Additionally, you can consider becoming a freelance copywriter like me, and then you work for a variety of employers, most of whom hire you per project or put you on a monthly retainer fee to be available to do their work as needed.
I love learning new subjects. In order to write about a company’s products or services, I need to understand what they do. I’m constantly learning new things.
For example, this week I am writing a website for a company that makes pet pharmaceuticals, a brochure for a company that is offering leadership training courses to corporate executives, a newsletter for a real estate company selling condos in Miami Beach, and a website for an Italian restaurant.
If you go to my Portfolio section on this website, you’ll see the wide range of clients with whom I work. The variety is what I love.
Also, I should point out that a good part of what I love about being a freelance copywriter is that I’m self-employed. I choose my own schedule. For the most part, I decide what I want to work on. And I even control my income, based on how much work I take on and how well I negotiate my fees. I love my freedom and the control over my daily schedule and long-term destiny.
I wouldn’t say I hate anything about copywriting. But on the business end, I dislike asking for money. Consequently, I sometimes under-price projects. I end up quoting too low or, being an over-achiever, doing more work than was contracted. I am continually working on improving in this area.
The other thing I dislike is working with a difficult client or one with unrealistic expectations. While most customers are a delight, some can be tough to work with.
Example: I was recently asked to write a four-page brochure on a specific topic. As background information, the client gave me a list of 10 bullets, 2-3 words each. That’s it. I somehow was supposed to turn that into about 600-800 words that compel the reader to buy now.
I did a lot of research on the topic and delivered the full brochure content as requested. Instead of being dazzled by my resourcefulness and competence, the client gave the following unconstructive feedback, “That’s not exactly what I had in mind. Please try again.” Grrrrrr!
As previously mentioned, you need to develop a portfolio of work samples. That shouldn’t be a problem these days with all the opportunities to be published online. You can start your own blog or write guest blog posts for existing blogs.
You can submit articles to an article directory like www.ezinearticles.com or www.isnare.com. You can even create your own website. If you are resourceful, you will find many ways to produce samples of work that will help you convince an employer you have talent and skills.

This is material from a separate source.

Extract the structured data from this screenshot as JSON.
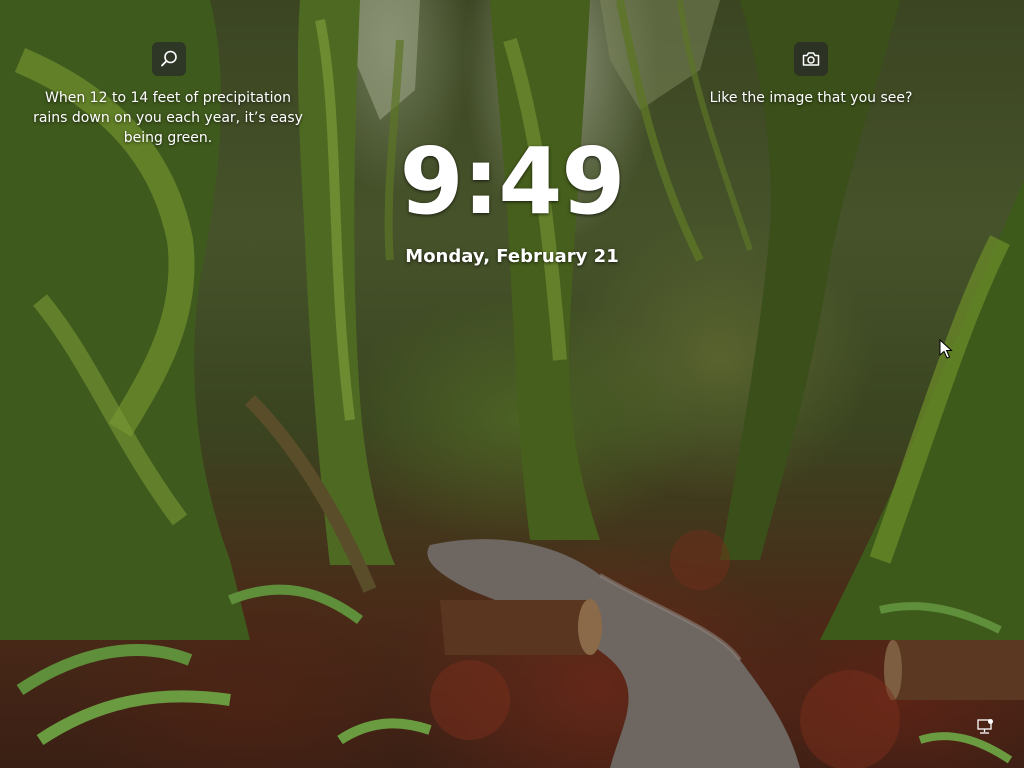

The hardest part of establishing a freelance copywriting business is getting clients. You need to figure out how you will market your services. You can be the best writer in the world, but if nobody knows about you and your skills, you won’t get any work. Determine where and how you’re going to reach your prospects, and you’ll be off to a good start.
Good luck in your endeavors.